- Empire Financial Group’s flagship Separately Managed Account models have continued to deliver strong absolute and relative performance through the March 2022 quarter with outperformance of between 0.94% and 2.26% in the quarter, between 2.85% and 4.10% over 12 months.
- The March 2022 quarter was an eventful one for markets. Markets over the quarter were significantly impacted by Russia’s invasion of Ukraine, the ongoing supply chain disruptions from COVID and the vaccination led recovery along with Central banks beginning to raise interest rates potentially as part of a significant tightening cycle.
- In the quarter markets experienced repricing of risk assets following rising medium term interest rate and inflation expectations, one of the worst returning quarters for government bonds in history and one of the best returning quarters for commodities in history.
Figure 1: EFG Portfolio Performance
Market and Strategy Highlights
The ASX was a stand-out performer in the March quarter, with our commodity heavy index up 0.7%. More broadly in equity markets:
- The FTSE in the UK also rose modestly, up by 0.5%
- The S&P 500 was down 4.6% for the quarter
- European markets were down 7.7%
- The TOPIX in Japan was down by 1.2%
- Value outperformed growth significantly in the quarter (-0.7% to -9.6%) measured by MSCI World in USD.
Our client equity portfolio configurations generally have been positioned with a quality-growth bias as our view is this is the most suitable way to deliver long term consistent excess returns, with a value bias being a more transient and potentially capped return source. This approach has generally weighed down on the performance of our client’s portfolio in the quarter, as T. Rowe Price and Aoris both meaningfully underperformed relative to their benchmarks. However our portfolios do have a meaningful home country bias which, in this case, has contributed to returns in the quarter as the Australian market outperformed most global markets due to commodity exposures.

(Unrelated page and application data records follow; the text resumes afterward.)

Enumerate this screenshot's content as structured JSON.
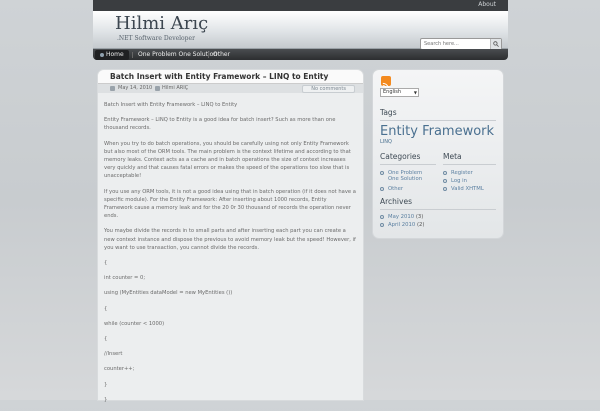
{
  "topbar": {
    "about": "About"
  },
  "header": {
    "title": "Hilmi Arıç",
    "description": ".NET Software Developer",
    "search_placeholder": "Search here..."
  },
  "nav": {
    "items": [
      {
        "label": "Home"
      },
      {
        "label": "One Problem One Solution"
      },
      {
        "label": "Other"
      }
    ]
  },
  "post": {
    "title": "Batch Insert with Entity Framework – LINQ to Entity",
    "date": "May 14, 2010",
    "author": "Hilmi ARIÇ",
    "comments": "No comments",
    "paragraphs": [
      "Batch Insert with Entity Framework – LINQ to Entity",
      "Entity Framework – LINQ to Entity is a good idea for batch insert? Such as more than one thousand records.",
      "When you try to do batch operations, you should be carefully using not only Entity Framework but also most of the ORM tools. The main problem is the context lifetime and according to that memory leaks. Context acts as a cache and in batch operations the size of context increases very quickly and that causes fatal errors or makes the speed of the operations too slow that is unacceptable!",
      "If you use any ORM tools, it is not a good idea using that in batch operation (if it does not have a specific module). For the Entity Framework: After inserting about 1000 records, Entity Framework cause a memory leak and for the 20 0r 30 thousand of records the operation never ends.",
      "You maybe divide the records in to small parts and after inserting each part you can create a new context instance and dispose the previous to avoid  memory leak but the speed! However, if you want to use transaction, you cannot divide the records.",
      "{",
      "int counter = 0;",
      "using (MyEntities dataModel = new MyEntities ())",
      "{",
      "while (counter < 1000)",
      "{",
      "//Insert",
      "counter++;",
      "}",
      "}"
    ]
  },
  "sidebar": {
    "language": "English",
    "tags_heading": "Tags",
    "tag_big": "Entity Framework",
    "tag_small": "LINQ",
    "categories_heading": "Categories",
    "categories": [
      "One Problem One Solution",
      "Other"
    ],
    "meta_heading": "Meta",
    "meta": [
      "Register",
      "Log in",
      "Valid XHTML"
    ],
    "archives_heading": "Archives",
    "archives": [
      {
        "label": "May 2010",
        "count": "(3)"
      },
      {
        "label": "April 2010",
        "count": "(2)"
      }
    ]
  },
  "colors": {
    "accent": "#4a7090",
    "link": "#5a7fa0",
    "nav_bg": "#2c2e30"
  }
}
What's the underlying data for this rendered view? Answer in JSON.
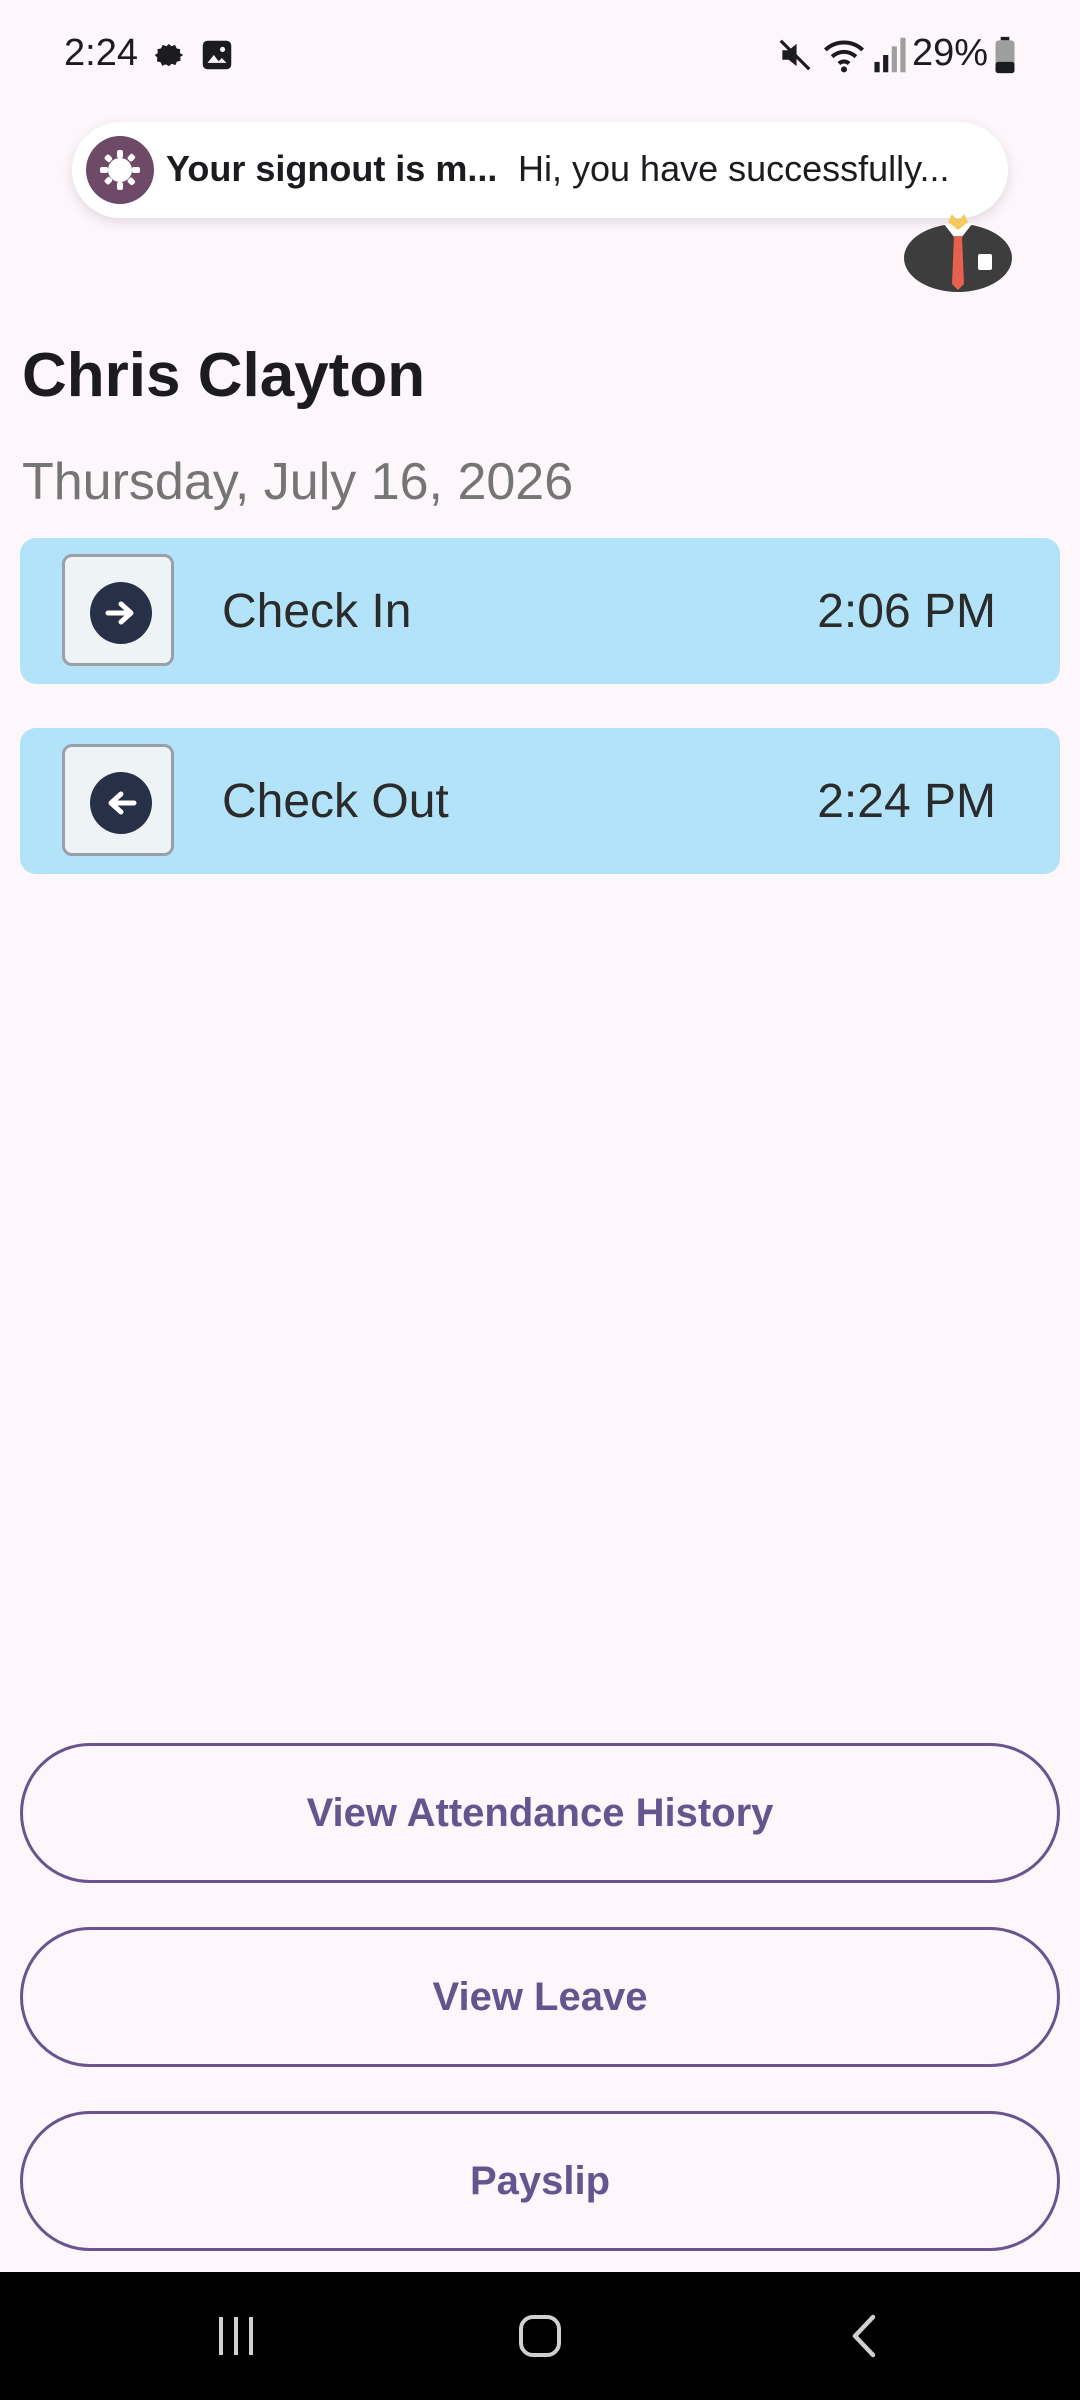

As flagged in previous quarterly reviews, we have been concerned about the risk of rising interest rates and the potential impact on bond markets and resulting negative returns.
This risk eventuated in the first quarter of 2022 as:
- Australian 10 year government bond yields rose from 1.67% to 2.77% delivering a -6.1% return for Australian government bonds in the quarter
- US government bonds delivered a -5.2% return
- UK government bonds delivered a -7.4% return
- German bonds delivered a -4.9% return
- Japanese government bonds delivered a -1.7% return
These are not the returns to be expected of a ‘defensive’ asset and the earlier decision for our clients to have materially reduced duration exposure and reconfigured fixed income portfolios has added material value.
The most notable asset class in the March 2022 was commodities with Russia’s invasion of Ukraine amplifying existing concerns over inflation pressures as both the war and resulting sanctions on Russia impacting Oil, Gas and food markets given those nations’ role in the supply of these commodities. Notable rises include:
- Oil of 30%
- Natural Gas of 58%
- Gold +7.7%
- Wheat +29%
- Soybeans +21%
- Corn +26%
Whilst these rises were significant, in some cases the increases were even greater during the quarter.
For Empire Financial Group client portfolios, a stand-out performer was the alternatives allocation to Man AHL Alpha which delivered a return of +6.85% for the March quarter.
The US unemployment rate dropped from 3.8% in February to 3.6% in March. Australia’s is now 4.0%. A constrained labour market in economies like the US and Australia is putting upwards pressure on wages at the same time there is upwards pressure on prices from supply issues. The annual US inflation rate, as measured by the consumer price index, hit 8.5% in March with Australia’s at 3.5% as of December 2021. Inflation and geopolitics are likely to have a significant impact on markets in the medium term.
Figure 1: US Inflation
Additionally, there are three key themes influencing portfolio construction and investment selection:
- Less globalisation and more localisation. Post-GFC populism as typified by Brexit and the rise of Trump with the associated trade wars appears to have been the start of a trend against globalisation where more and more countries push towards localisation. The COVID-19 pandemic exposed weaknesses in the incumbent approach and has accelerated this which is even further compounded by Russia’s invasion. Less globalisation means less global competition and more inflationary pressure.
- Continued and escalating geopolitical risk. There is an acceleration away from the unipolar western democratic world towards the bipolar world split into the democratic world led by the USA and the autocratic world led by China (we note this is a massive simplification of very complex issues but the high level trend is clear). The invasion has clearly highlighted global political fault lines and the awkward situation some major economies such as India find themselves in.
An acceleration towards decarbonisation. The EU plans to accelerate energy independence with energy saving measures and increased renewables to reduce the requirement for Russian gas. Other nations are likely to also seek energy independence and security with longer term renewables investment, particularly combined with increasingly efficient storage more attractive when there is a national security benefit on top of the environmental considerations. Nuclear is likely to be considered by many as well. Those unconcerned with the providence of gas can lower their coal dependency by purchasing discounted Russian gas to also reduce their emissions (e.g. China).